Now, the COVID-19 (coronavirus) pandemic has reversed the gains in global poverty for the first time in a generation. About 120 million additional people are living in poverty as a result of the pandemic, with the total expected to rise to about 150 million by the end of 2021.

To better understand whether the world is on track to end extreme poverty, and how individual countries are faring, we must regularly measure progress. Poverty measurement and analysis has been a key aspect of the World Bank’s mission for years, as is our work to share knowledge and methods for how to measure poverty more accurately and more frequently.

By measuring poverty, we learn which poverty reduction strategies work and which do not.

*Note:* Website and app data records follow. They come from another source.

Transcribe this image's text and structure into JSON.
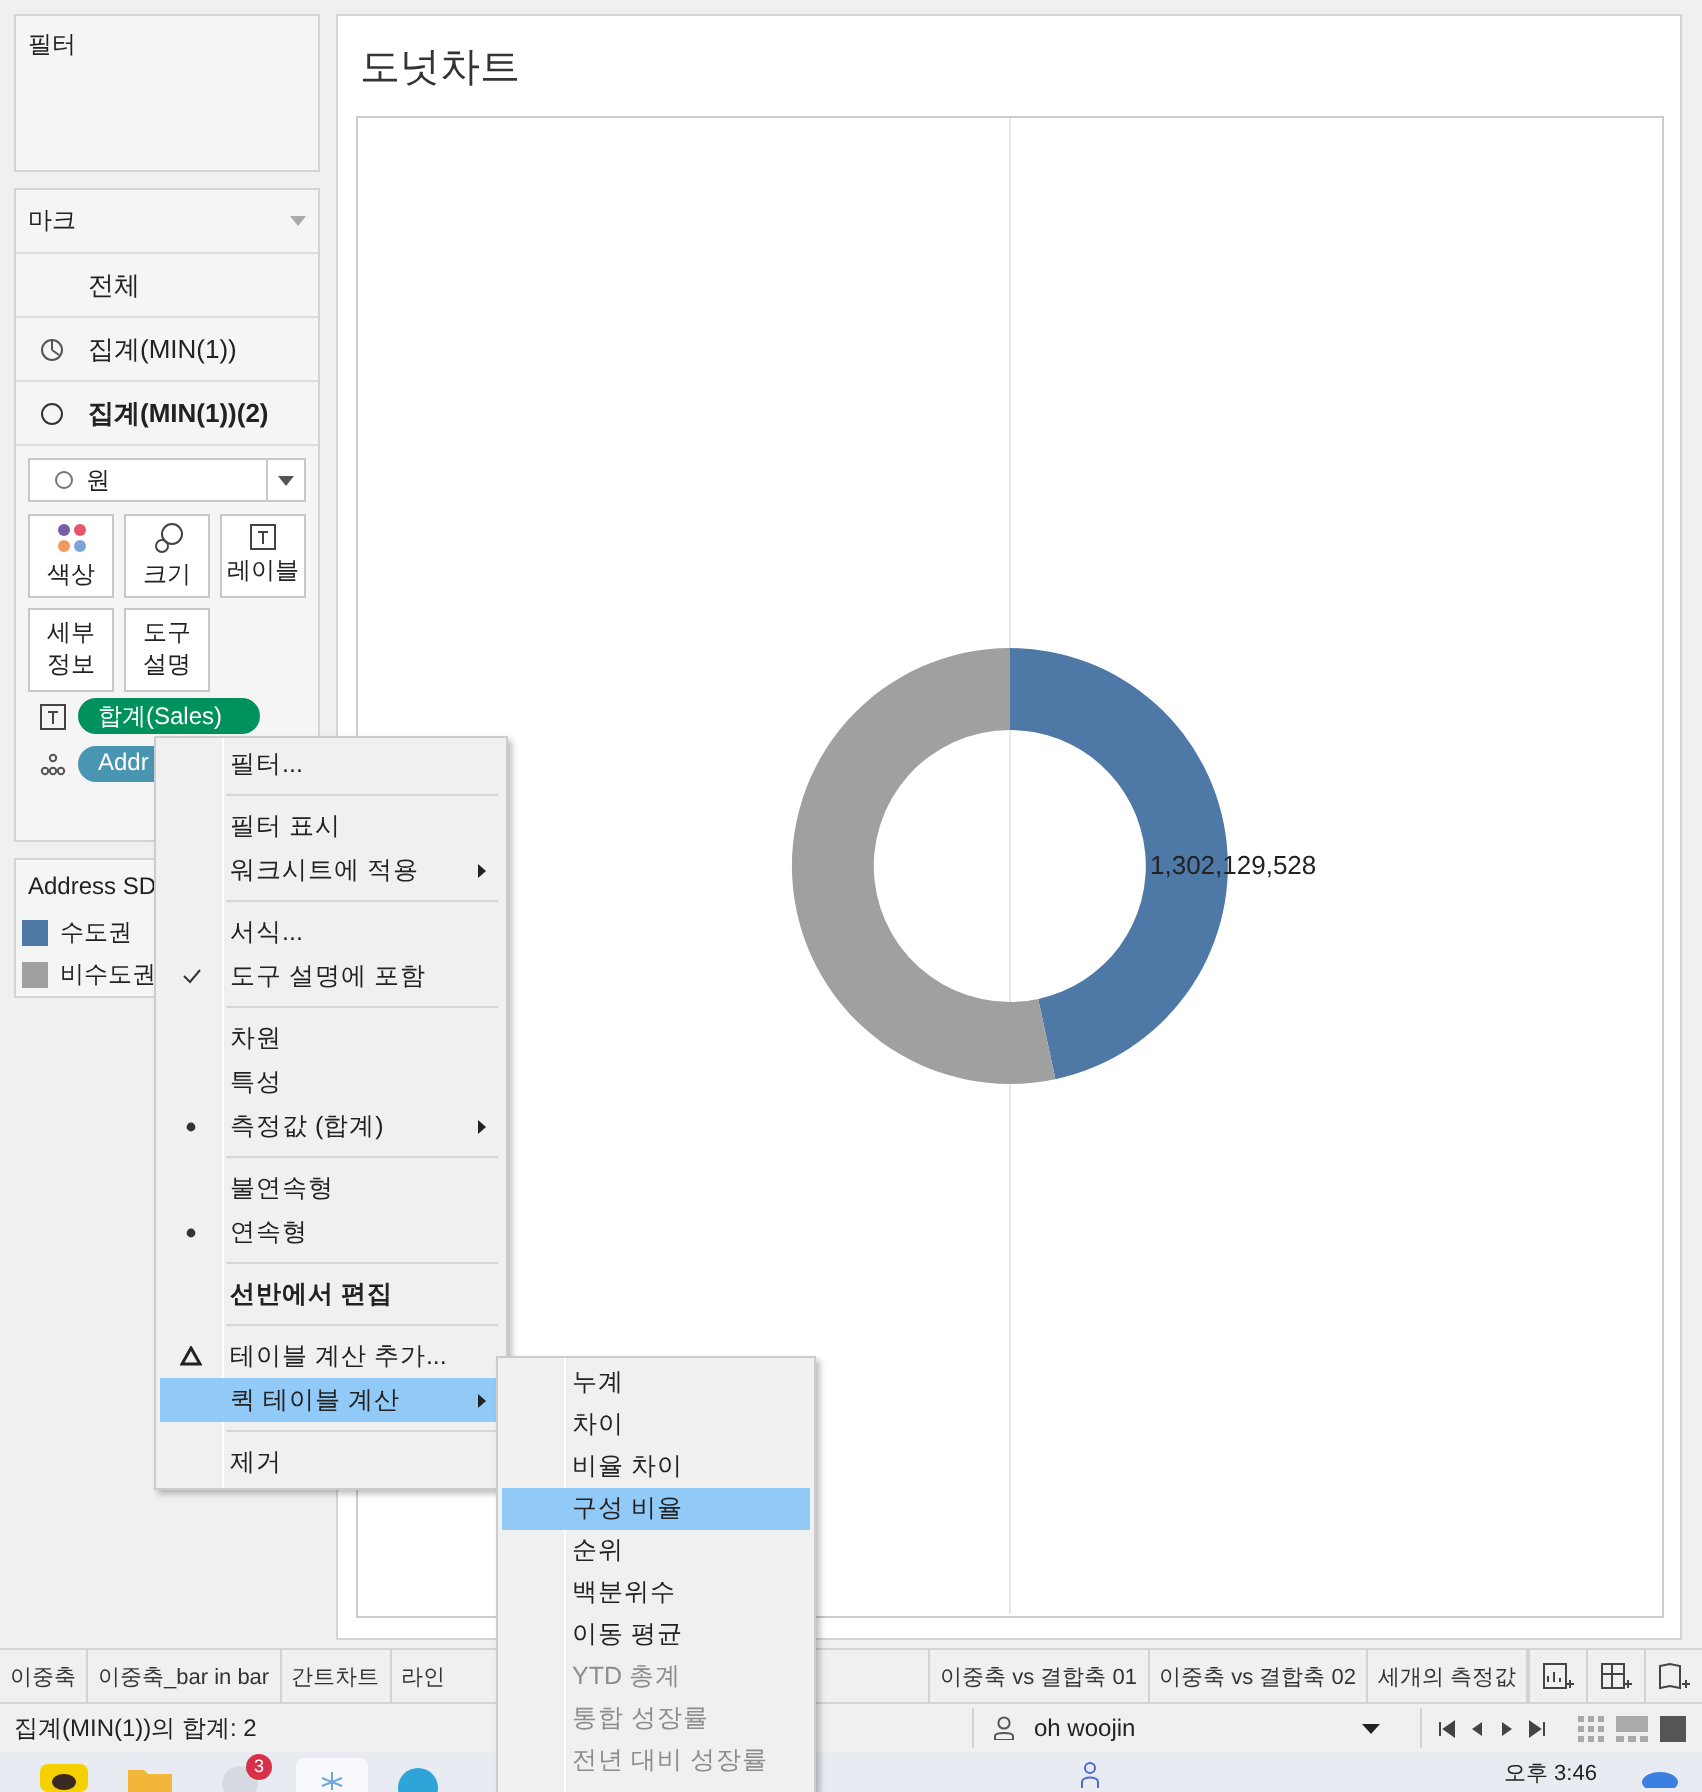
{
  "filter_card": {
    "title": "필터"
  },
  "marks_card": {
    "title": "마크",
    "layers": [
      {
        "label": "전체",
        "selected": false
      },
      {
        "label": "집계(MIN(1))",
        "selected": false
      },
      {
        "label": "집계(MIN(1))(2)",
        "selected": true
      }
    ],
    "mark_type": "원",
    "buttons": [
      {
        "label": "색상"
      },
      {
        "label": "크기"
      },
      {
        "label": "레이블"
      },
      {
        "label": "세부 정보"
      },
      {
        "label": "도구 설명"
      }
    ],
    "pills": [
      {
        "label": "합계(Sales)",
        "color": "#00925c"
      },
      {
        "label": "Addr",
        "color": "#4996b2"
      }
    ]
  },
  "legend": {
    "title": "Address SD",
    "items": [
      {
        "label": "수도권",
        "color": "#4e79a7"
      },
      {
        "label": "비수도권",
        "color": "#a0a0a0"
      }
    ]
  },
  "sheet": {
    "title": "도넛차트",
    "label": "1,302,129,528"
  },
  "context_menu": {
    "items": [
      {
        "kind": "item",
        "label": "필터...",
        "submenu": false,
        "selected": false,
        "bold": false
      },
      {
        "kind": "separator"
      },
      {
        "kind": "item",
        "label": "필터 표시",
        "submenu": false,
        "selected": false,
        "bold": false
      },
      {
        "kind": "item",
        "label": "워크시트에 적용",
        "submenu": true,
        "selected": false,
        "bold": false
      },
      {
        "kind": "separator"
      },
      {
        "kind": "item",
        "label": "서식...",
        "submenu": false,
        "selected": false,
        "bold": false
      },
      {
        "kind": "check",
        "label": "도구 설명에 포함",
        "submenu": false,
        "selected": false,
        "bold": false
      },
      {
        "kind": "separator"
      },
      {
        "kind": "item",
        "label": "차원",
        "submenu": false,
        "selected": false,
        "bold": false
      },
      {
        "kind": "item",
        "label": "특성",
        "submenu": false,
        "selected": false,
        "bold": false
      },
      {
        "kind": "radio",
        "label": "측정값 (합계)",
        "submenu": true,
        "selected": false,
        "bold": false
      },
      {
        "kind": "separator"
      },
      {
        "kind": "item",
        "label": "불연속형",
        "submenu": false,
        "selected": false,
        "bold": false
      },
      {
        "kind": "radio",
        "label": "연속형",
        "submenu": false,
        "selected": false,
        "bold": false
      },
      {
        "kind": "separator"
      },
      {
        "kind": "item",
        "label": "선반에서 편집",
        "submenu": false,
        "selected": false,
        "bold": true
      },
      {
        "kind": "separator"
      },
      {
        "kind": "calc",
        "label": "테이블 계산 추가...",
        "submenu": false,
        "selected": false,
        "bold": false
      },
      {
        "kind": "item",
        "label": "퀵 테이블 계산",
        "submenu": true,
        "selected": true,
        "bold": false
      },
      {
        "kind": "separator"
      },
      {
        "kind": "item",
        "label": "제거",
        "submenu": false,
        "selected": false,
        "bold": false
      }
    ]
  },
  "submenu": {
    "items": [
      {
        "label": "누계",
        "selected": false,
        "disabled": false
      },
      {
        "label": "차이",
        "selected": false,
        "disabled": false
      },
      {
        "label": "비율 차이",
        "selected": false,
        "disabled": false
      },
      {
        "label": "구성 비율",
        "selected": true,
        "disabled": false
      },
      {
        "label": "순위",
        "selected": false,
        "disabled": false
      },
      {
        "label": "백분위수",
        "selected": false,
        "disabled": false
      },
      {
        "label": "이동 평균",
        "selected": false,
        "disabled": false
      },
      {
        "label": "YTD 총계",
        "selected": false,
        "disabled": true
      },
      {
        "label": "통합 성장률",
        "selected": false,
        "disabled": true
      },
      {
        "label": "전년 대비 성장률",
        "selected": false,
        "disabled": true
      }
    ]
  },
  "sheet_tabs": [
    {
      "label": "이중축"
    },
    {
      "label": "이중축_bar in bar"
    },
    {
      "label": "간트차트"
    },
    {
      "label": "라인"
    },
    {
      "label": "이중축 vs 결합축 01"
    },
    {
      "label": "이중축 vs 결합축 02"
    },
    {
      "label": "세개의 측정값"
    }
  ],
  "status_bar": {
    "text": "집계(MIN(1))의 합계: 2",
    "user": "oh woojin"
  },
  "taskbar": {
    "badge": "3",
    "clock": "오후 3:46"
  }
}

Poverty measurement also helps developing countries gauge program effectiveness and guide their development strategy in a rapidly changing economic environment.

Last Updated: Apr 16, 2021